sun shines (and just distressing grey when it doesn't) San Francisco is silver and pastel (at least when the fog doesn't obscure it altogether). It also has the advantage of a rare vantage point from which one can view the city in its entirety - Mt.
Tamalpais - a 2,500 foot peak which is right next door to where we stayed in San Rafael.
As everywhere else in the Americas, San Rafael is built on the bones of Los Indios. The mission of
San Rafael (the next to the last of the Spanish Missions of California) was founded in 1817 as an alternative to the existing San Francisco mission - Mission Dolores - which was essentially a hospital. Even then it was perfectly obvious that the weather
was much better on the other side of the Bay and the friars moved all the sick Indians, the Miwoks, to San Rafael.
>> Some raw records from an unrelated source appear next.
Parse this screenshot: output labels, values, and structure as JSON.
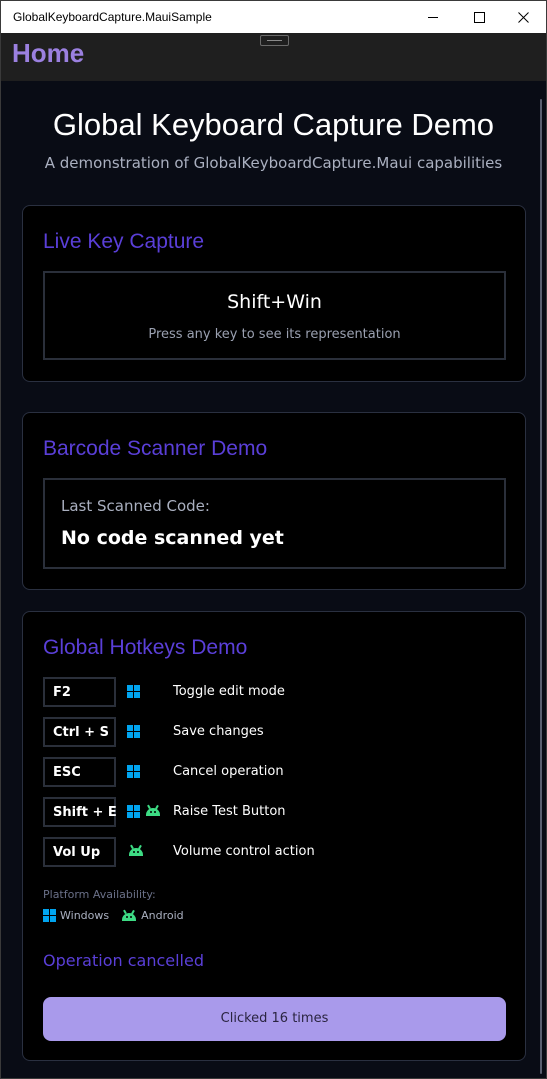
{
  "window": {
    "title": "GlobalKeyboardCapture.MauiSample",
    "controls": [
      "minimize",
      "maximize",
      "close"
    ]
  },
  "nav": {
    "title": "Home"
  },
  "header": {
    "title": "Global Keyboard Capture Demo",
    "subtitle": "A demonstration of GlobalKeyboardCapture.Maui capabilities"
  },
  "live_capture": {
    "title": "Live Key Capture",
    "current_key": "Shift+Win",
    "hint": "Press any key to see its representation"
  },
  "barcode": {
    "title": "Barcode Scanner Demo",
    "label": "Last Scanned Code:",
    "value": "No code scanned yet"
  },
  "hotkeys": {
    "title": "Global Hotkeys Demo",
    "rows": [
      {
        "key": "F2",
        "platforms": [
          "windows-icon"
        ],
        "description": "Toggle edit mode"
      },
      {
        "key": "Ctrl + S",
        "platforms": [
          "windows-icon"
        ],
        "description": "Save changes"
      },
      {
        "key": "ESC",
        "platforms": [
          "windows-icon"
        ],
        "description": "Cancel operation"
      },
      {
        "key": "Shift + E",
        "platforms": [
          "windows-icon",
          "android-icon"
        ],
        "description": "Raise Test Button"
      },
      {
        "key": "Vol Up",
        "platforms": [
          "android-icon"
        ],
        "description": "Volume control action"
      }
    ],
    "availability_label": "Platform Availability:",
    "availability": [
      {
        "icon": "windows-icon",
        "label": "Windows"
      },
      {
        "icon": "android-icon",
        "label": "Android"
      }
    ],
    "status": "Operation cancelled",
    "button_label": "Clicked 16 times"
  },
  "colors": {
    "accent": "#5a3fd8",
    "nav_title": "#9b80e0",
    "button": "#a99aeb",
    "windows": "#00a4ef",
    "android": "#3ddc84"
  }
}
Marin County, of which San Rafael is the county seat, is named after Chief Marin,
who at various times was cooperative with the Spanish authorities and who also lead armed resistance against the Spanish. Apparently he died in the good graces of his oppressors since he's buried in the mission cemetery. His sub-chief, Quintin
(his baptizmal name - after the early Christian martyr, St. Quintin) became the namesake of San Quentin prison, another Marin County "attraction".
Although there is no record of what the present
day Miwoks think of it, or whether anyone bothered to ask them, George Lucas (who's from San Rafael) named his teddy bear creatures from Star Wars - the Ewoks - after the Miwoks.
Speaking of furry
forrest creatures, we went to Muir National Monument to see the redwoods (not to be confused with the giant sequoias, which are somewhat shorter and thicker and are found in the Sierra Nevada mountains and live a bit longer - 3,000+ years compared to 2,000
or so years for the redwoods). There are few things in nature more impressive. The fact that any old stands of these beauties exist at all today is all due to the foresight of the Kents (land rich but cash poor Californians) and Teddy Roosevelt.
The Kents donated about 600 acres of old growth trees (some extant from time of Christ) in the early 1900's and Roosevelt turned it into a national preserve. The Kents had purchased the land for about $45,000 some years earlier. They named the
place after their friend, the proto-environmentalist, John Muir.
We went to Oakland to see the Yankees and A's. Despite the fact that Oakland's stadium (built originally as the home of the
Oakland Raiders) is universally and rightly recognized as one of the dumpiest venues in all of baseball, it was lots of fun. I love the game and it was 70 and sunny.
Aside from its myriad
of other civic problems, Oakland suffers by comparison with its neighbor across the Bay in the baseball sense as well. San Francisco, of course, has not only the reigning World Series champs but has one of the most beautiful ballparks in existence.
There is nothing to suggest that Gertrude Stein was a baseball fan, she was right and could have been talking about baseball when she famously referred to Oakland - "There is no there there." My friend is not a fan but sat patiently without
complaint through the whole ordeal.
We went to Calistoga (at the north end of the Napa Valley - an hour or so away) and took a mud bath. I love them . My vast spa experience consists
of one previous trip. Cindy - not so much. But she was game.
For thousands of years before Contact the Wapoo Indians had been indulging in the treatment. Then the Spanish came.
The rest of the Union owes a lot to California:
It grows much of our food. Much of our wine. Hell, the marijuana alone is a debt
we couldn't possibly repay. Everyone has some gadget (or three) that sprung up in Silicon Valley. Californians invented what we've come to call "life style". OK, maybe that's not such a great idea. In any case, we should all say, "Thanks."
So, to California - and my friend - "Thanks". Thanks a lot.
Photos and text copyright Gary Growe - 2011